In his book, Hunter provides an in-depth insight into the foundations of Barcelona’s footballing philosophy, particularly through the influence of Johan Cruyff. Cruyff, of course, left as manager in 1996 but his lasting legacy is the magnificence of Barca’s style of football under a former student of the Dutch legend, Pep Guardiola.
Guardiola, who embodies Barcelona’s spirit like no other, may have left last month but the club’s footballing values will remain forever. Schooled in La Masia and flourishing at the Camp Nou, Barca’s footballing ethos is engrained in the club’s history.
This is what has been instilled in South Wales ever since Roberto Martinez stepped through Swansea’s door with the club ailing in the third tier. As much as Rodgers deserves praise for Swansea’s superb 2011/12 season, one must not discount the influence of his predecessors – Paulo Sousa and Martinez.
A masterful 2007/08 saw Swansea promoted from League One as champions before an eighth place finish in the Championship the following year saw Martinez head for the Premier League at Wigan Athletic.
He was replaced by Paulo Sousa, who retained Swansea’s passing principles but implemented a stronger defensive discipline; they scored 63 goals under Martinez in 2008/09 conceding 50 goals, whereas in Sousa’s sole season in charge scored just 40 goals but let in only 37.
Sousa’s Swansea, in spite of their lack of potency in front of goal, finished the season seventh but it was Rodgers, will all the ingredients finally coming together, who made the breakthrough.
The key game of their inaugural Premier League season came back in January; a 3-2 victory at the Liberty Stadium in which the Swans not only outfought, but outplayed their supposedly superior opponents in the shape of Arsenal.
Swansea reached half-time with 61.2% possession, yet in that dramatic second period, having defended stoutly for most of the half, still maintained 55.3% over 94 minutes.
But it does not end there.

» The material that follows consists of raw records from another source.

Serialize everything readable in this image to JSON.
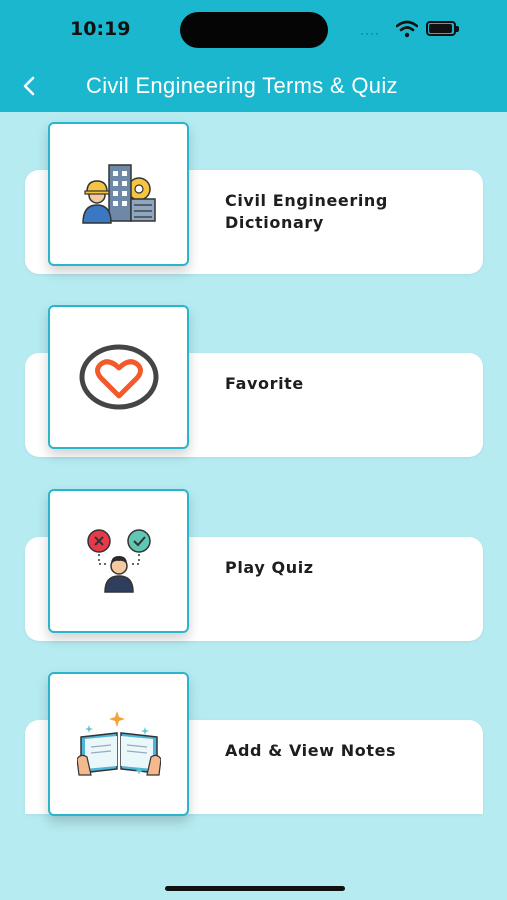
{
  "status_bar": {
    "time": "10:19",
    "signal": "····"
  },
  "nav": {
    "title": "Civil Engineering Terms & Quiz"
  },
  "menu": {
    "items": [
      {
        "label": "Civil Engineering Dictionary",
        "icon": "engineer-building-icon"
      },
      {
        "label": "Favorite",
        "icon": "heart-icon"
      },
      {
        "label": "Play Quiz",
        "icon": "quiz-person-icon"
      },
      {
        "label": "Add & View Notes",
        "icon": "open-book-icon"
      }
    ]
  },
  "colors": {
    "header": "#1ab7cf",
    "background": "#b6ebf2",
    "card": "#ffffff",
    "icon_border": "#2ab5cc",
    "heart": "#f25a2c"
  }
}
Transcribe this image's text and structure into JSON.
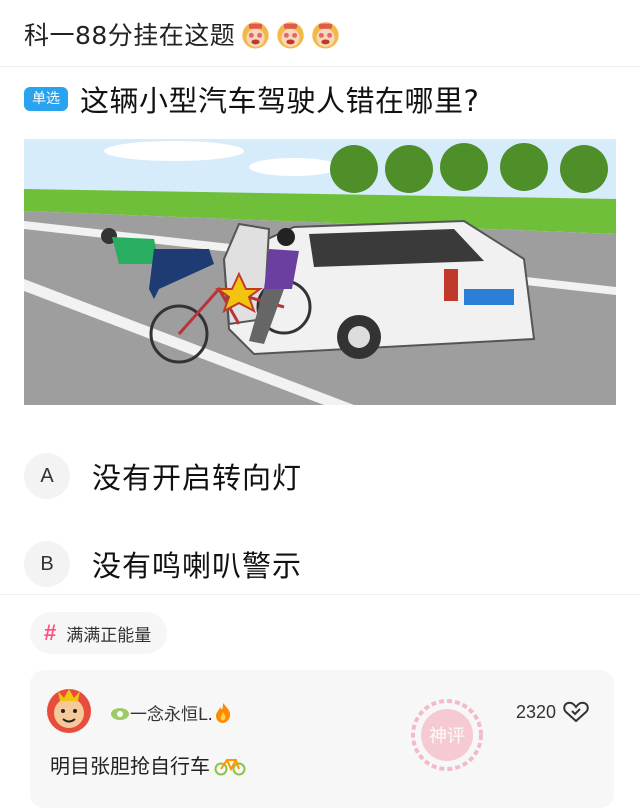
{
  "header": {
    "title": "科一88分挂在这题",
    "emojis": [
      "monkey-face-icon",
      "monkey-face-icon",
      "monkey-face-icon"
    ]
  },
  "question": {
    "type_badge": "单选",
    "text": "这辆小型汽车驾驶人错在哪里?"
  },
  "options": [
    {
      "letter": "A",
      "text": "没有开启转向灯"
    },
    {
      "letter": "B",
      "text": "没有鸣喇叭警示"
    }
  ],
  "topic": {
    "hash": "#",
    "label": "满满正能量"
  },
  "comment": {
    "username": "一念永恒L.",
    "likes": "2320",
    "text": "明目张胆抢自行车",
    "stamp_text": "神评"
  },
  "colors": {
    "badge": "#2aa3ef",
    "hash": "#ff4f7a",
    "grass": "#6fbf3a",
    "road": "#9e9e9e",
    "sky": "#d6ecfb"
  }
}
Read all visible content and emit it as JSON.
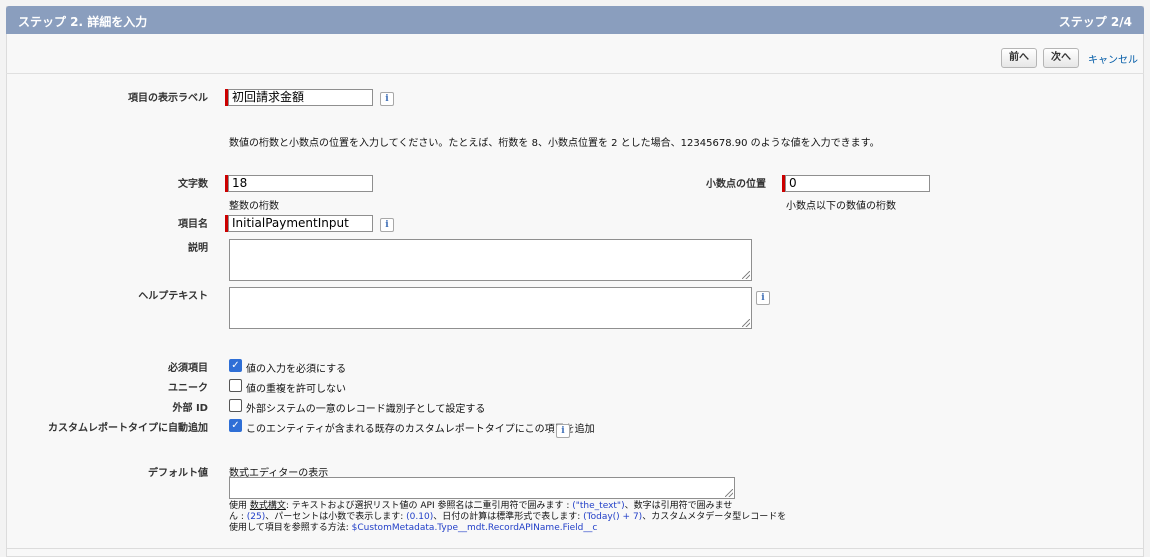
{
  "header": {
    "title": "ステップ 2. 詳細を入力",
    "step": "ステップ 2/4"
  },
  "toolbar": {
    "prev": "前へ",
    "next": "次へ",
    "cancel": "キャンセル"
  },
  "form": {
    "label_field": {
      "label": "項目の表示ラベル",
      "value": "初回請求金額"
    },
    "instruction": "数値の桁数と小数点の位置を入力してください。たとえば、桁数を 8、小数点位置を 2 とした場合、12345678.90 のような値を入力できます。",
    "length": {
      "label": "文字数",
      "value": "18",
      "hint": "整数の桁数"
    },
    "decimal": {
      "label": "小数点の位置",
      "value": "0",
      "hint": "小数点以下の数値の桁数"
    },
    "api_name": {
      "label": "項目名",
      "value": "InitialPaymentInput"
    },
    "description": {
      "label": "説明"
    },
    "help_text": {
      "label": "ヘルプテキスト"
    },
    "required": {
      "label": "必須項目",
      "text": "値の入力を必須にする",
      "checked": true
    },
    "unique": {
      "label": "ユニーク",
      "text": "値の重複を許可しない",
      "checked": false
    },
    "external_id": {
      "label": "外部 ID",
      "text": "外部システムの一意のレコード識別子として設定する",
      "checked": false
    },
    "report_type": {
      "label": "カスタムレポートタイプに自動追加",
      "text": "このエンティティが含まれる既存のカスタムレポートタイプにこの項目を追加",
      "checked": true
    },
    "default_value": {
      "label": "デフォルト値",
      "formula_link": "数式エディターの表示",
      "help_use": "使用",
      "help_syntax": "数式構文",
      "help_1": ": テキストおよび選択リスト値の API 参照名は二重引用符で囲みます : ",
      "help_ex1": "(\"the_text\")",
      "help_2": "、数字は引用符で囲みませ",
      "help_3": "ん : ",
      "help_ex2": "(25)",
      "help_4": "、パーセントは小数で表示します: ",
      "help_ex3": "(0.10)",
      "help_5": "、日付の計算は標準形式で表します: ",
      "help_ex4": "(Today() + 7)",
      "help_6": "、カスタムメタデータ型レコードを",
      "help_7": "使用して項目を参照する方法: ",
      "help_ex5": "$CustomMetadata.Type__mdt.RecordAPIName.Field__c"
    },
    "info_icon": "i",
    "check_glyph": "✓"
  }
}
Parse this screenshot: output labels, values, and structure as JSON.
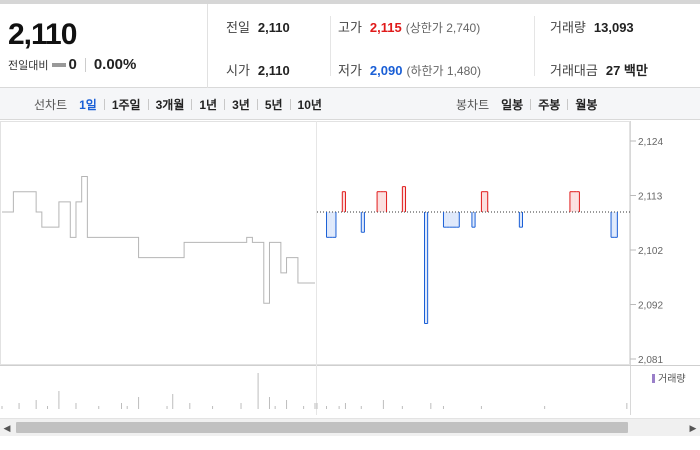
{
  "summary": {
    "current_price": "2,110",
    "change_label": "전일대비",
    "change_value": "0",
    "change_pct": "0.00%",
    "stats": {
      "prev_close": {
        "label": "전일",
        "value": "2,110"
      },
      "high": {
        "label": "고가",
        "value": "2,115",
        "sub": "(상한가 2,740)"
      },
      "volume": {
        "label": "거래량",
        "value": "13,093"
      },
      "open": {
        "label": "시가",
        "value": "2,110"
      },
      "low": {
        "label": "저가",
        "value": "2,090",
        "sub": "(하한가 1,480)"
      },
      "amount": {
        "label": "거래대금",
        "value": "27 백만"
      }
    }
  },
  "toolbar": {
    "line_title": "선차트",
    "line_items": [
      "1일",
      "1주일",
      "3개월",
      "1년",
      "3년",
      "5년",
      "10년"
    ],
    "line_active": "1일",
    "candle_title": "봉차트",
    "candle_items": [
      "일봉",
      "주봉",
      "월봉"
    ]
  },
  "chart_data": {
    "type": "line",
    "y_ticks": [
      "2,124",
      "2,113",
      "2,102",
      "2,092",
      "2,081"
    ],
    "ylim": [
      2081,
      2124
    ],
    "reference": 2110,
    "volume_legend": "거래량",
    "colors": {
      "up": "#e01a1a",
      "down": "#1a5fd6",
      "prev": "#b5b5b5"
    },
    "prev_day": [
      2110,
      2110,
      2114,
      2114,
      2114,
      2114,
      2110,
      2107,
      2107,
      2107,
      2112,
      2112,
      2105,
      2112,
      2117,
      2105,
      2105,
      2105,
      2105,
      2105,
      2105,
      2105,
      2105,
      2105,
      2101,
      2101,
      2101,
      2101,
      2101,
      2101,
      2101,
      2101,
      2104,
      2104,
      2104,
      2104,
      2104,
      2104,
      2104,
      2104,
      2104,
      2104,
      2104,
      2105,
      2104,
      2104,
      2092,
      2104,
      2104,
      2098,
      2101,
      2101,
      2096,
      2096,
      2096,
      2096
    ],
    "today": [
      2110,
      2110,
      2110,
      2105,
      2105,
      2105,
      2110,
      2110,
      2114,
      2110,
      2110,
      2110,
      2110,
      2110,
      2106,
      2110,
      2110,
      2110,
      2110,
      2114,
      2114,
      2114,
      2110,
      2110,
      2110,
      2110,
      2110,
      2115,
      2110,
      2110,
      2110,
      2110,
      2110,
      2110,
      2088,
      2110,
      2110,
      2110,
      2110,
      2110,
      2107,
      2107,
      2107,
      2107,
      2107,
      2110,
      2110,
      2110,
      2110,
      2107,
      2110,
      2110,
      2114,
      2114,
      2110,
      2110,
      2110,
      2110,
      2110,
      2110,
      2110,
      2110,
      2110,
      2110,
      2107,
      2110,
      2110,
      2110,
      2110,
      2110,
      2110,
      2110,
      2110,
      2110,
      2110,
      2110,
      2110,
      2110,
      2110,
      2110,
      2114,
      2114,
      2114,
      2110,
      2110,
      2110,
      2110,
      2110,
      2110,
      2110,
      2110,
      2110,
      2110,
      2105,
      2105,
      2110,
      2110,
      2110,
      2110,
      2110
    ],
    "volume_prev": [
      1,
      0,
      0,
      2,
      0,
      0,
      3,
      0,
      1,
      0,
      6,
      0,
      0,
      2,
      0,
      0,
      0,
      1,
      0,
      0,
      0,
      2,
      1,
      0,
      4,
      0,
      0,
      0,
      0,
      1,
      5,
      0,
      0,
      2,
      0,
      0,
      0,
      1,
      0,
      0,
      0,
      0,
      2,
      0,
      0,
      12,
      0,
      4,
      1,
      0,
      3,
      0,
      0,
      1,
      0,
      2
    ],
    "volume_today": [
      2,
      0,
      0,
      1,
      0,
      0,
      0,
      1,
      0,
      2,
      0,
      0,
      0,
      0,
      1,
      0,
      0,
      0,
      0,
      0,
      0,
      3,
      0,
      0,
      0,
      0,
      0,
      1,
      0,
      0,
      0,
      0,
      0,
      0,
      0,
      0,
      2,
      0,
      0,
      0,
      1,
      0,
      0,
      0,
      0,
      0,
      0,
      0,
      0,
      0,
      0,
      0,
      1,
      0,
      0,
      0,
      0,
      0,
      0,
      0,
      0,
      0,
      0,
      0,
      0,
      0,
      0,
      0,
      0,
      0,
      0,
      0,
      1,
      0,
      0,
      0,
      0,
      0,
      0,
      0,
      0,
      0,
      0,
      0,
      0,
      0,
      0,
      0,
      0,
      0,
      0,
      0,
      0,
      0,
      0,
      0,
      0,
      0,
      2,
      0
    ]
  }
}
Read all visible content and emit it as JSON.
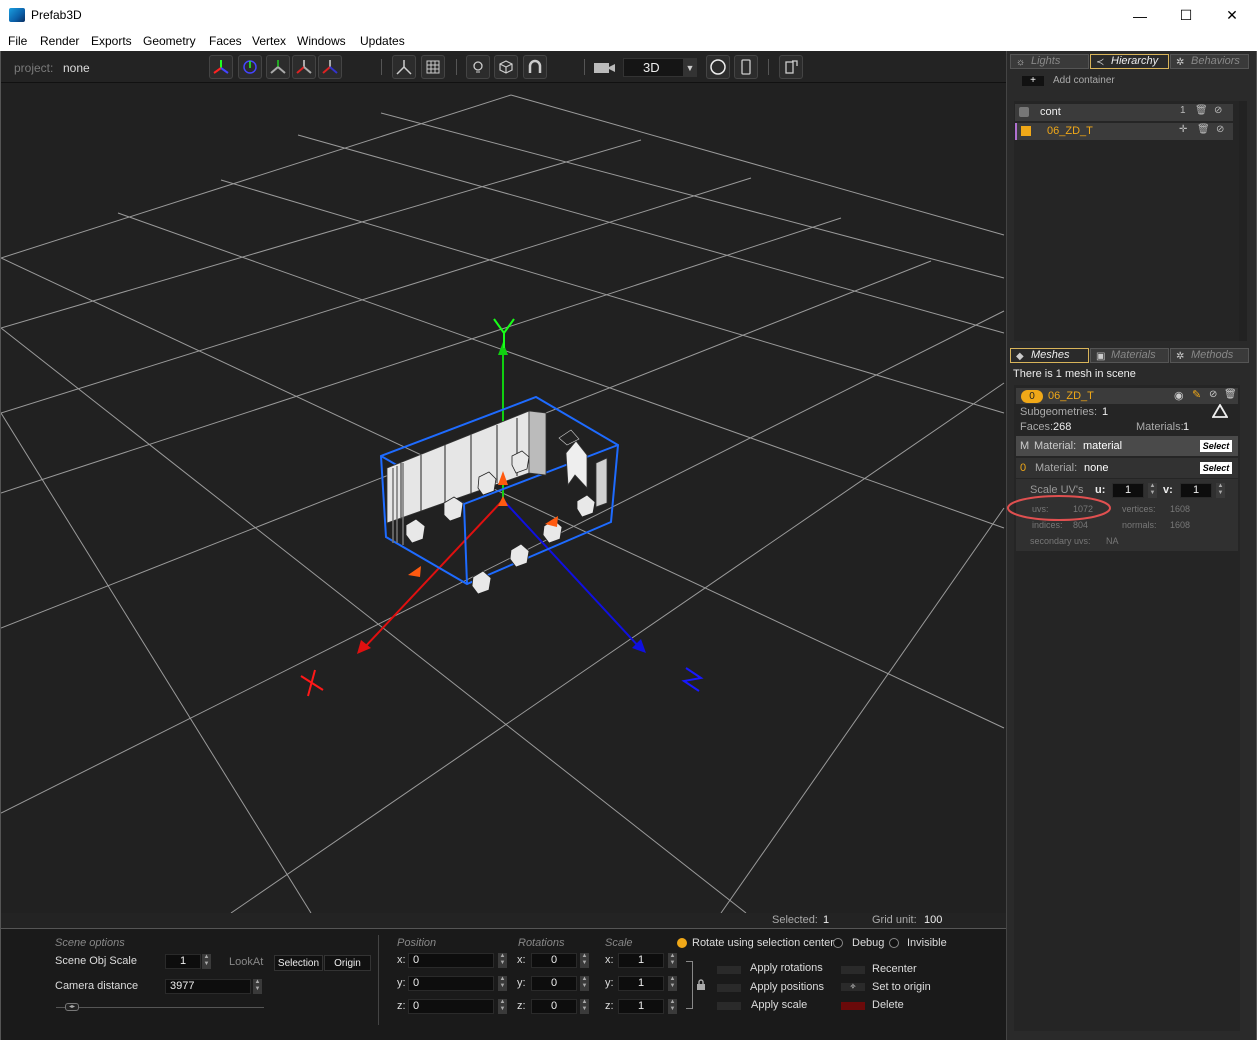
{
  "window": {
    "title": "Prefab3D",
    "minimize": "—",
    "maximize": "☐",
    "close": "✕"
  },
  "menu": [
    "File",
    "Render",
    "Exports",
    "Geometry",
    "Faces",
    "Vertex",
    "Windows",
    "Updates"
  ],
  "toolbar": {
    "project_label": "project:",
    "project_value": "none",
    "view_mode": "3D"
  },
  "viewport": {
    "axis_labels": {
      "x": "X",
      "y": "Y",
      "z": "Z"
    },
    "colors": {
      "x_axis": "#e01010",
      "y_axis": "#10d010",
      "z_axis": "#1010e0",
      "bbox": "#1e6bff",
      "grid": "#9a9a9a"
    }
  },
  "status": {
    "selected_label": "Selected:",
    "selected_value": "1",
    "grid_label": "Grid unit:",
    "grid_value": "100"
  },
  "scene_options": {
    "title": "Scene options",
    "obj_scale_label": "Scene Obj Scale",
    "obj_scale_value": "1",
    "lookat_label": "LookAt",
    "lookat_selection": "Selection",
    "lookat_origin": "Origin",
    "camera_distance_label": "Camera distance",
    "camera_distance_value": "3977"
  },
  "transform": {
    "position_title": "Position",
    "rotations_title": "Rotations",
    "scale_title": "Scale",
    "axes": [
      "x:",
      "y:",
      "z:"
    ],
    "position": [
      "0",
      "0",
      "0"
    ],
    "rotations": [
      "0",
      "0",
      "0"
    ],
    "scale": [
      "1",
      "1",
      "1"
    ]
  },
  "options": {
    "rotate_selection_center": "Rotate using selection center",
    "debug": "Debug",
    "invisible": "Invisible"
  },
  "actions": {
    "apply_rotations": "Apply rotations",
    "apply_positions": "Apply positions",
    "apply_scale": "Apply scale",
    "recenter": "Recenter",
    "set_to_origin": "Set to origin",
    "delete": "Delete"
  },
  "right_panel": {
    "top_tabs": [
      "Lights",
      "Hierarchy",
      "Behaviors"
    ],
    "add_container": "Add container",
    "hierarchy": [
      {
        "name": "cont",
        "count": "1"
      },
      {
        "name": "06_ZD_T"
      }
    ],
    "bottom_tabs": [
      "Meshes",
      "Materials",
      "Methods"
    ],
    "mesh_count_text": "There is 1 mesh in scene",
    "mesh": {
      "index": "0",
      "name": "06_ZD_T",
      "subgeometries_label": "Subgeometries:",
      "subgeometries_value": "1",
      "faces_label": "Faces:",
      "faces_value": "268",
      "materials_label": "Materials:",
      "materials_value": "1",
      "m_material_prefix": "M",
      "m_material_label": "Material:",
      "m_material_value": "material",
      "select_label": "Select",
      "sub_index": "0",
      "sub_material_label": "Material:",
      "sub_material_value": "none",
      "scale_uvs_label": "Scale UV's",
      "u_label": "u:",
      "u_value": "1",
      "v_label": "v:",
      "v_value": "1",
      "uvs_label": "uvs:",
      "uvs_value": "1072",
      "vertices_label": "vertices:",
      "vertices_value": "1608",
      "indices_label": "indices:",
      "indices_value": "804",
      "normals_label": "normals:",
      "normals_value": "1608",
      "secondary_uvs_label": "secondary uvs:",
      "secondary_uvs_value": "NA"
    }
  }
}
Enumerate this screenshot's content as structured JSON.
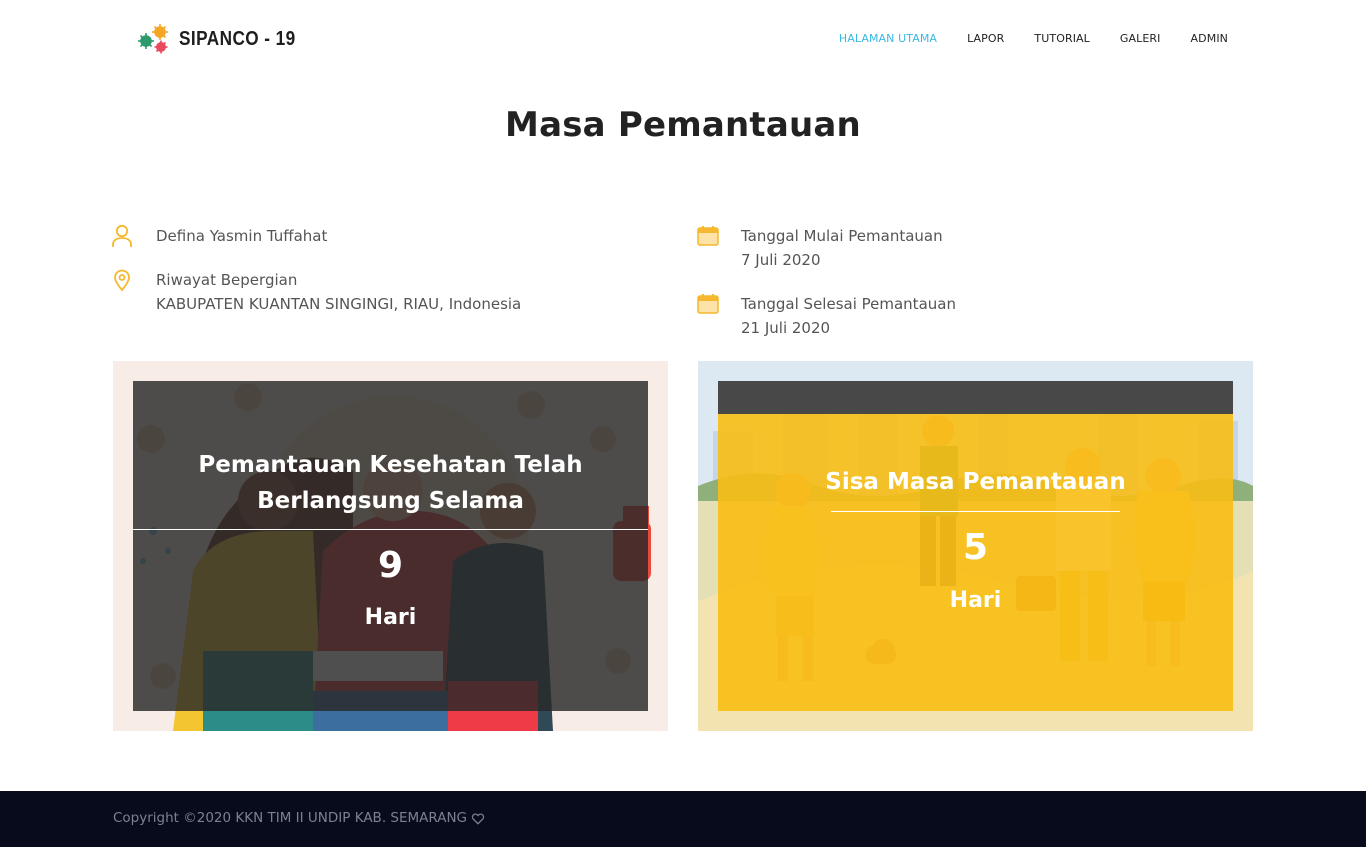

Swansea completed 424 of 527 passes while Arsenal completed 337 of 428 – the Swans therefore completed almost as many passes as Arsenal merely attempted during the whole game.
This is the standard that new manager Michael Laudrup, who once starred for Barcelona in Cruyff’s Dream Team, must abide by. With Rodgers putting all the pieces of the jigsaw in place last season, Laudrup may be in charge of his own South Welsh passing machine.